escapement is driven by force from a coiled spring or a suspended
weight, transmitted through the timepiece's gear train. Each swing of
the pendulum or balance wheel releases a tooth of the escapement's
escape wheel gear, allowing the clock's gear train to advance or
"escape" by a fixed amount. This regular periodic advancement moves the
clock's hands forward at a steady rate. At the same time the tooth gives
the timekeeping element a push, before another tooth catches on the
escapement's pallet, returning the escapement to its "locked" state. The
sudden stopping of the escapement's tooth is what generates the
characteristic "ticking" sound heard in operating mechanical clocks and
Watch adjustment is the process of correcting those errors in the watch
that cause variation in time keeping. These include temperature
influences, variation in driving power and position of the watch with
respect to mechanism such as pendant up or dial up.
Watches with better calibre movements will have been adjusted at the
factory for a number of positions. The usual array of positions include
a subset of the following positions:
1. Dial up 2. Dial down 3. Bow up 4. Bow down (Not required by Railroad)
5. Bow left 6. Bow right
These positional adjustments are intended to
insure that the watch is just as reliable and accurate regardless of the
position in which it is stored or used.
In addition to positional adjustments, the watch
may also be adjusted for Temperature(heat/cold). Temperature affects
different elements in different ways.

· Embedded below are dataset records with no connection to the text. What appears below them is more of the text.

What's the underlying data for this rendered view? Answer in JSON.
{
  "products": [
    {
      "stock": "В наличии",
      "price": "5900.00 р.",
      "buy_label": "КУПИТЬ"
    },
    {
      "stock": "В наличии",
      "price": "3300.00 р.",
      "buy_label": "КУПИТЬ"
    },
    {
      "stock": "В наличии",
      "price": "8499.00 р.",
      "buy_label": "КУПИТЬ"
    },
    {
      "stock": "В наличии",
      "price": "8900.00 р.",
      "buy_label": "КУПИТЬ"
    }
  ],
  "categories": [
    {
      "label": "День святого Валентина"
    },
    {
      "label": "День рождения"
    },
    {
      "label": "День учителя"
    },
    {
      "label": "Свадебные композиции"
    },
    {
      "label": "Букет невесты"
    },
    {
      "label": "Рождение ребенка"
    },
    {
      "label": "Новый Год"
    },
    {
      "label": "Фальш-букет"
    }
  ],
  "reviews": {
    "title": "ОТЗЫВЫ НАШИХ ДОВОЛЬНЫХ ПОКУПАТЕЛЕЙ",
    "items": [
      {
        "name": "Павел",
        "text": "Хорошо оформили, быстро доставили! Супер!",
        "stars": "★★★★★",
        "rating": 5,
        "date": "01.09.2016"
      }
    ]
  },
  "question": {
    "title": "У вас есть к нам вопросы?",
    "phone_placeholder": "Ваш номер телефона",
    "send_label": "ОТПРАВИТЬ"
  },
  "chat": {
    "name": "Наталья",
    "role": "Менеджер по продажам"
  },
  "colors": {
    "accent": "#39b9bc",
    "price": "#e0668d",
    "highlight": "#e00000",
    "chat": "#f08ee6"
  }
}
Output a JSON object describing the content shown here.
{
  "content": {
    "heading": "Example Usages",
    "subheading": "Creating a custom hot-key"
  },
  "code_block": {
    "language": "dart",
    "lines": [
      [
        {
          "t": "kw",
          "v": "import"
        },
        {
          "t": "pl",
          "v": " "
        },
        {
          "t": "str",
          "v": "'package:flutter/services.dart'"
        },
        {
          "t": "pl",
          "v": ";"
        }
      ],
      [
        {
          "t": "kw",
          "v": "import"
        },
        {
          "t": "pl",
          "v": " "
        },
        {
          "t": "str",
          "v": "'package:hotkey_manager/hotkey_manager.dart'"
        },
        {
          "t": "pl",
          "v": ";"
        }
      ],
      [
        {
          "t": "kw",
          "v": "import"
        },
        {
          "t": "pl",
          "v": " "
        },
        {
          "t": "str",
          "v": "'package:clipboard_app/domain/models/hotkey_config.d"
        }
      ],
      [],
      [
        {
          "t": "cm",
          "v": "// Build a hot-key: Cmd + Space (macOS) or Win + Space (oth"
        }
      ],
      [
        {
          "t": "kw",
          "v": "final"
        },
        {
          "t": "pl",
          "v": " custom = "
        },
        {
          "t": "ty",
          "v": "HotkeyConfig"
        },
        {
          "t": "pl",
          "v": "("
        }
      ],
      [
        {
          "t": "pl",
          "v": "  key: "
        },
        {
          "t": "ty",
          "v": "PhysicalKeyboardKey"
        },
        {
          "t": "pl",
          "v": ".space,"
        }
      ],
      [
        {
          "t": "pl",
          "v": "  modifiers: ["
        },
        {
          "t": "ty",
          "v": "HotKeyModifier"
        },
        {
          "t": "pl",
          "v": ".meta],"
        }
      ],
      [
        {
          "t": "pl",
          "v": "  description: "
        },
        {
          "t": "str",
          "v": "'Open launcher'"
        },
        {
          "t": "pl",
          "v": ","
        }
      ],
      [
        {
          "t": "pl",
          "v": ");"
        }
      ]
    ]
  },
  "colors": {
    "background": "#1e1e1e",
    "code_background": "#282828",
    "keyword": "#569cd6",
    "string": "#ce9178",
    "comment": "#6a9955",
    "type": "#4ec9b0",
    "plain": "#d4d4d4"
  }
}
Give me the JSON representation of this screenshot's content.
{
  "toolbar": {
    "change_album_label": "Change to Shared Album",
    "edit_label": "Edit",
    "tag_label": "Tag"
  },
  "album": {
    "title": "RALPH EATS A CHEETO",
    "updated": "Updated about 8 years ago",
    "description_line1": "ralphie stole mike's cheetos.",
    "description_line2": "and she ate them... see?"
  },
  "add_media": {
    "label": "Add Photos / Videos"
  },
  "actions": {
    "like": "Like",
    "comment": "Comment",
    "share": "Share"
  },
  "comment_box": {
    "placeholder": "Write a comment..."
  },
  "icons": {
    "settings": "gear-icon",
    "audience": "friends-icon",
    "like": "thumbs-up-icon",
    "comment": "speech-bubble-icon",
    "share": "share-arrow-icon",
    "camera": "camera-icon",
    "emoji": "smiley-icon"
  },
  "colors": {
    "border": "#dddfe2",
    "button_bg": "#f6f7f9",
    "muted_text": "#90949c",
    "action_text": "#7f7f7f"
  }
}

Heat will cause some metals to
expand faster than others, and cold may cause some metals to contract
more than others. A watch that is adjusted to temperatures will usually
include some combination of metals that allow the watch to maintain its
proper functionality within a larger range of temperatures than one that
is not adjusted for temperature.
The general rule of thumb with adjustments is that
more is better. However, for average every day use, a typical unadjusted
watch was perfectly adequate.